Drick had taken the lead after their short interaction. Turning quickly away from Marsh and scouting around the hanger bay. Once they had made sure they were the only organic creatures moving they had turned their attention to the many doors that led in and out of the vast space. They chose a doorway that looked as if it led forwards.
There was no good reason to place a bridge of any vessel at the front of a ship. There was a lot of historical precedence, but no good reason. Space vessels had used sensors to view the outside for millenia. The reliance on a visual view had died in the early parts of the twenty-first century. Even then it was an artefact of history, an anathema. Ships did not need a real time external view except via a screen.
It was hundreds of years since the view of the outside was replicated in real time over the consciousness of the pilot. The pilot, if they needed to be, could be the vessel. They didn’t use their actual eyes, so why have an actual window.
But the tradition still existed. For some it was a style choice. For others it might be the desire to pilot a vessel using only their wits and real world senses. For many it was comforting to use their biological systems when experiencing some sensations. On a ship this old it was part of the tradition. The bridge was at the front on an upper deck, the engine room at the stern, lower decks.
Drick and Marsh moved through the airlock and into a main corridor. Drick’s incursion into the ship’s systems had given them a brief layout of the vessel. They needed to get to the very front of the ship and to deck four. Because of the large hanger and even larger cryo chambers there were only five decks at the bow of the ship. Towards the stern, where the vessel was expected to act as a home for the colonists during the decades of terraforming there were nearly sixty decks.
Marsh wanted to ask Drick about the comment but he had also known that he didn’t have to. They had said that they were often guided, often sent to perform a task. If it were any other person, any other time, he would have called it paranoia. But he knew Drick. Knew them well. This wasn’t paranoia. If Drick was sharing a concern or a theory then it was valid and probably correct.
So Drick, in their own words, was a puppet on a string. They were still being guided in some way. They were being shown a path here. Maybe all of this was controlled and pre-determined. Even for Marsh. Not, perhaps, every step, not every action. Drick had made it clear that the forces that did this were subtle and allowed for there to be variation. There was no precise master plan where every event was set. There were governing lines, barriers that forced the action and flow of motion into a certain path.
How an operative and those they interacted with responded to this, what they did, that was not predetermined. It was all merely placed into a matrix of acceptable outcomes.

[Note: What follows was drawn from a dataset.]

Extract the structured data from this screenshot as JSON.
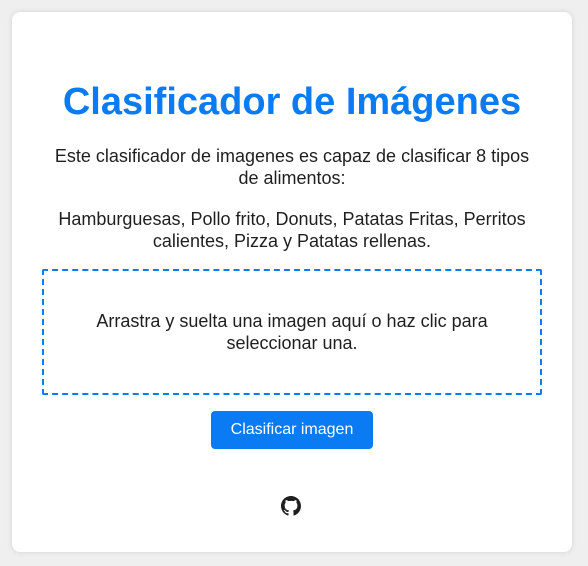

A part of Marsh was furious at the organisation that guided Drick. Not on their behalf, on his. The notion that the only reason Drick was there to help him, to save him and uncover this entire event was because it suited some mysterious groups own ends was maddening. But on the flip side of that was the knowledge that he owed his life to that interference. How many others had there been like him before they interfered? For what reason did he even exist? How many more like him would there be in the future?

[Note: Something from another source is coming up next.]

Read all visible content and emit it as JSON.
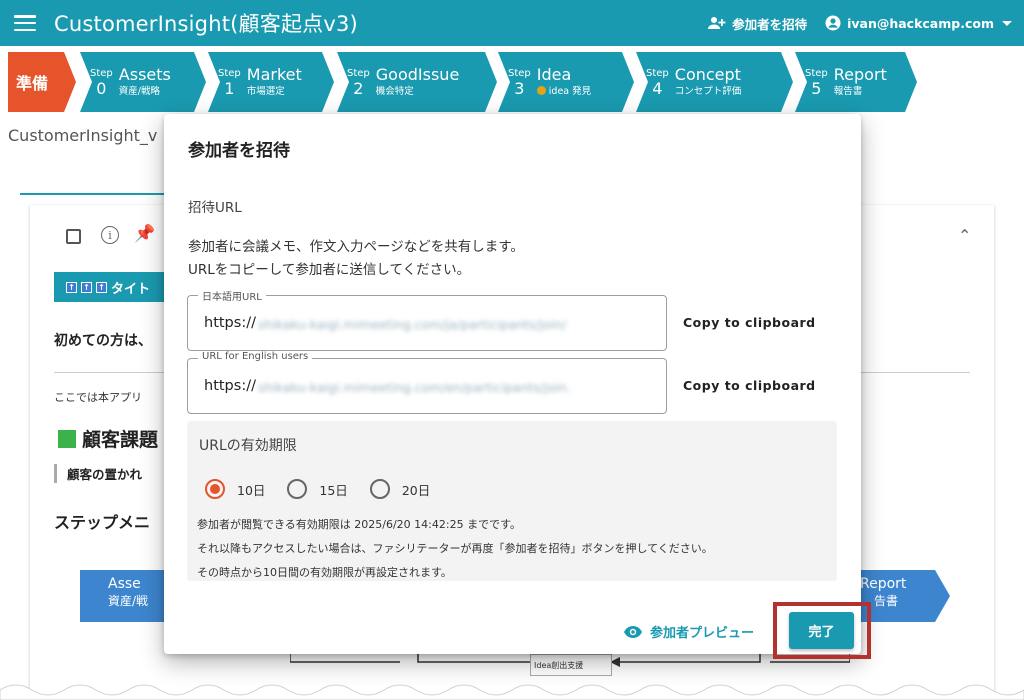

This all had to stop. He understood that. It didn’t make it any easier that he felt that, like Drick, he was also a puppet on a string. It had to stop. The creation of people like him, the whole situation. They had to know what it all meant, and it had to stop. Life was worth more. It didn’t matter if you could cheaply make it. It didn’t matter if you could clone a copy and drop into a new body. To treat existence as a commodity was just another form of slavery.